It had been a very sad week as two close friends of mine had passed away; one quite unexpectedly.
This day, February 9, was one filled with joy. Our daughter Jolie went into labor early in the morning. I went shopping for magazines and newspapers that I will give to this child someday as a record of what was happening in the world when he/she was born. While shopping, I received a call from my wife Lindi that I needed to head for the hospital. The birth process was progressing. Jolie had invited Lindi and me to be present for the birth; the first I would witness since my two daughters were born in the late 1970’s.
What follows are excerpts from my journal that day:
After I arrived at the hospital, I noticed on my phone that my literary agent had called from New York. I called her back and learned that Beacon Press is very interested in making an offer for my manuscript. However, Gayatri Patnaik, the editor who is considering our proposal, wants to talk with me first. I explained to my agent that I’m at the hospital waiting for our grandchild to be born, which definitely caught her by surprise. I told her I’d call Gayatri if I got the chance.
She soon left me another message that I should not worry about calling Gayatri. I did anyway. The nurse said we still have plenty of time. Jolie’s going through contraction after contraction, but no pushing yet. It’s a little after noon. This seems like such a magic day that I’m not going to miss out on any of it. So I punched in the number for Beacon Press.
Gayatri apologized for interrupting such a special moment. I told her she isn’t interrupting at all; she’s part of it. “Welcome to the magic,” I said.
She explained that she’s leaving the country for two weeks but loves my book proposal. We talked about the the story, about Beacon Press, about what she has in mind for the process we would undertake together to transform my manuscript into a book. I immediately felt a powerful connection with Gayatri. The conversation was warm and easy. It felt like we’re on the same wavelength. Though the manuscript has been shopped to several other publishers, it would take a lot to convince me to consider any other publisher. The stars are aligned on this one.
Later in the day…
4:12pm: WE HAVE A BABY. Alison Ryan Heinly is born.
When the medical team finishes checking Ali out, they put a little cap on her head and wrap her in a blanket. They hand her to her daddy. I put my arm around Allen’s shoulder and just stare at this magic little angel. Allen and I both have joyous sniffles and tears in our eyes. I love this moment. I remember when I first met Shiloh [my oldest daughter] thirty years ago. There’s nothing like it in the world.
The sun shines bright through the blinds in the window, anointing Alison with its brilliant warmth. The following two days will be filled with clouds and rain. This moment is pure sunshine. Warm, bright, life-giving, life-affirming. Amazing; just like her. Allen hands Alison to Jolie.

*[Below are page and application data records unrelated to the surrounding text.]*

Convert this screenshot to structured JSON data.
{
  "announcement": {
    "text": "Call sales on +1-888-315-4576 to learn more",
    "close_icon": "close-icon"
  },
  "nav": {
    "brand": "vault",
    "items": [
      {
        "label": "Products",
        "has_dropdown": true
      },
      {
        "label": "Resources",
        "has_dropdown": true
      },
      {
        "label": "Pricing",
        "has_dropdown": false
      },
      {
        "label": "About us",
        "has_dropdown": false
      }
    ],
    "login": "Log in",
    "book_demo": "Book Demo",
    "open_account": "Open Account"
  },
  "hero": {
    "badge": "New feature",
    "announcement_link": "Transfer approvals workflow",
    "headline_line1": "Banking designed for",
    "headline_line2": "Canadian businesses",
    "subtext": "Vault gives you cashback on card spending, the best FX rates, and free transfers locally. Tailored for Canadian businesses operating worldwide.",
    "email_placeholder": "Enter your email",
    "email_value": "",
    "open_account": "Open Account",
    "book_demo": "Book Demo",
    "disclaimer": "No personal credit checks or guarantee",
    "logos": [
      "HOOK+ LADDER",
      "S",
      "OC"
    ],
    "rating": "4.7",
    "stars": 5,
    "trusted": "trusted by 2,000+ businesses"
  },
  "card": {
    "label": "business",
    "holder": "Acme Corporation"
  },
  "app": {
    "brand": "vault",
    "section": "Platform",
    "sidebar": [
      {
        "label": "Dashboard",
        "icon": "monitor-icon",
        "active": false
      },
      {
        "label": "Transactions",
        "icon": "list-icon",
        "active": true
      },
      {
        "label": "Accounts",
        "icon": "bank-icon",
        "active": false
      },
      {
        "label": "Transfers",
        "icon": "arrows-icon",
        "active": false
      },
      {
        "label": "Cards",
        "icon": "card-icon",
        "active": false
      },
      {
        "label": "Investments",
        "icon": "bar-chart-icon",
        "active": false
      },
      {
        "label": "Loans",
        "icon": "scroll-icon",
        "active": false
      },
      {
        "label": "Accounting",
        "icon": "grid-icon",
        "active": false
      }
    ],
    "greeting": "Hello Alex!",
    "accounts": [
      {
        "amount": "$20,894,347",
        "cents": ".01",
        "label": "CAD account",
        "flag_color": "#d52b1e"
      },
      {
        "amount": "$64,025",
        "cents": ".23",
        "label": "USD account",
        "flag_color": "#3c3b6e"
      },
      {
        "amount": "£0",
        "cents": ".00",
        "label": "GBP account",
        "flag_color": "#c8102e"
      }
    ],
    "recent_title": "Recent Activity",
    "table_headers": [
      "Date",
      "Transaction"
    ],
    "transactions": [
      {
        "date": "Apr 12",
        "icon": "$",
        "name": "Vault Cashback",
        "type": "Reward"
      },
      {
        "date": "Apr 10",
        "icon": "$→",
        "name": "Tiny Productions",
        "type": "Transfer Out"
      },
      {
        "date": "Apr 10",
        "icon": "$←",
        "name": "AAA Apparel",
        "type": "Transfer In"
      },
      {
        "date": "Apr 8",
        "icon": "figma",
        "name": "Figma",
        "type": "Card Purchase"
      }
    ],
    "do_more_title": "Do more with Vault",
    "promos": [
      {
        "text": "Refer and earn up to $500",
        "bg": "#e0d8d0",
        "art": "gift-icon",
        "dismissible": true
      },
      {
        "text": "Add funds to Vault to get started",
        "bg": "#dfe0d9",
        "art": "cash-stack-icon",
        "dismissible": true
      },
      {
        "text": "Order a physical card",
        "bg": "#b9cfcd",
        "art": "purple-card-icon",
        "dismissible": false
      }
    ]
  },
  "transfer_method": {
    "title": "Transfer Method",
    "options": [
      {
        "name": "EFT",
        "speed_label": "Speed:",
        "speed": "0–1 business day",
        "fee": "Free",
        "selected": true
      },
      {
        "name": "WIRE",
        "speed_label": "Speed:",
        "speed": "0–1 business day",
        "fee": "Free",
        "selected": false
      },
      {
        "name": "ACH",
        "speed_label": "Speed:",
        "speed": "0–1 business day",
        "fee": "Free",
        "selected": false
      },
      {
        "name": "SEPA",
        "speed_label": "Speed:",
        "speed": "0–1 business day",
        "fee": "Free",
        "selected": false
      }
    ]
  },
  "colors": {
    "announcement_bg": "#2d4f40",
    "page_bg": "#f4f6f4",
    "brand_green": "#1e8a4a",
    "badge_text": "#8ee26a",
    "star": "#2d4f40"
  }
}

After the amazing experience of childbirth and after leaving our kids at the hospital and returning home, I pondered all that had happened on February 9, 2007. I’m grateful and humbled by having witnessed Ali’s birth; the process of which is evidence of the ongoing human miracle of love and commitment. Our second grandchild has been born into a growing family of people who will love and care for her as long as we live. I’m also grateful and astounded that my lifelong dream of being a published author will finally come true.
Before I knew Ali would be born today, I pulled on a t-shirt from an old comic book series called Sandman. It features the character “Death” who says “You get what anyone gets. You get a lifetime.” I wore it in honor of my friends who had recently died. I’ll attend the funeral for one of them tomorrow.
But as it turns out, I guess the Universe knew what it was doing. This is a perfect message for a birth. We get a lifetime. There are no guarantees on the length or quality and we choose what we do with it. Alison Ryan Heinly will have her own choices to make.
I think of these things, and re-read my journal entries each year on Ali’s birthday because I’m still in awe of all that happened that day. As I now prepare for the publication of another book in October, I extend my gratitude once again to Gayatri Patnaik and everyone at Beacon Press for their commitment to making our world a better place for all of our grandchildren, and for believing in me.
We’re babysitting Ali and her sister Jammie this evening. We’ll take them to Ali’s favorite place for a healthy dessert: Cuppa Yo!. I can’t wait to sweep her up into my arms and give thanks once again. Here’s my final entry from five years ago:
Everyone else may call my granddaughter Alison or Ali. I’m torn between “lucky” and “miracle.”
…and a few hours later at Cuppa Yo, Ali and Papa… bliss!